Production of the Galant, Endeavor, Eclipse, and Eclipse Spyder will end in Normal by 2014. Those vehicles accounted for about 36 percent of Mitsubishi's 55,683 units sold in 2010.

The four vehicles will not be directly replaced. Instead, the plant will build either the Lancer sedan or Outlander and Outlander Sport crossovers or a combination of the vehicles, which share the same platform.

The Lancer is a compact sedan, while the Galant is a mid-size sedan. The Outlander and Endeavor mid-size crossovers are comparable in size, but the Outlander Sport is smaller, fitting in the growing compact cross-over segment.

The changes at Mitsubishi's sole U.S. assembly plant are part of a strategy to end production of regional models and instead manufacture vehicles that can be sold globally on fewer platforms.

"With the debut of this midterm plan, there are product plans, marketing plans, and brand strategy plans that can be shared in the coming months that we feel can certainly help the dealer cause," Kurihara said. "There is no desire or agenda to shrink operations in the U.S. market."

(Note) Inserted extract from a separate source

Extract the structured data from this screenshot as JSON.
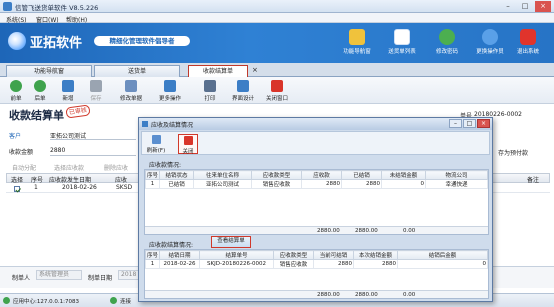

North America is by far Mitsubishi's smallest and weakest market. It was the only region to see sales shrink in the first half of the current fiscal year, which ended September 30, 2010. Sales in emerging markets such as China and Latin America, on the other hand, are booming


Ramsay Gillman, owner of Mitsubishi stores in Houston and San Antonio, is enthusiastic about the company's new strategy.

"I think streamlining the model lineup as Mitsubishi attempts to regain some market share and tries to get some momentum going is probably a good thing," Gillman said. "Pretty much anything that Mitsubishi adds to our lineup that's new and fresh will give some boost to the dealers."

The past decade has been a rough one for Mitsubishi dealers. Mitsubishi sold more than 100,000 vehicles as recently as 2007 but in 2010 sold just 55,683.

The dealer network has shrunk from 637 stores in 2002, when it set a U.S. sales record of 345,111 vehicles, to about 400 today.

Gillman said he doesn't expect that cutting the Galant, Endeavor, and Eclipse will cause the brand to lose more dealers.

"The past three to four years have been so difficult for Mitsubishi dealers that the ones that are still standing can probably stand another year or two," he said


The best news is that Mitsubishi has a plan for its Illinois assembly plant, says Scott Grove, chairman of the Mitsubishi National Dealer Advisory Board.

The plan "should put the attention back on the ground-zero metrics that we need to be focused on so we can be competitive on the front lines," says Grove, who has two Mitsubishi dealerships near Chicago. "Dealers were relieved that there was a plan for the plant. Now, at least, that aspect of it is official."

The plant has operated well below its 200,000-unit production capacity. But by committing to build new product there, Grove says, a major issue of concern for dealers has been resolved: "Those of us who are comfortably surviving with what we have now won't be damaged, merely barely dented with the wind-down of what's at Normal now."

(Source: Automotive News)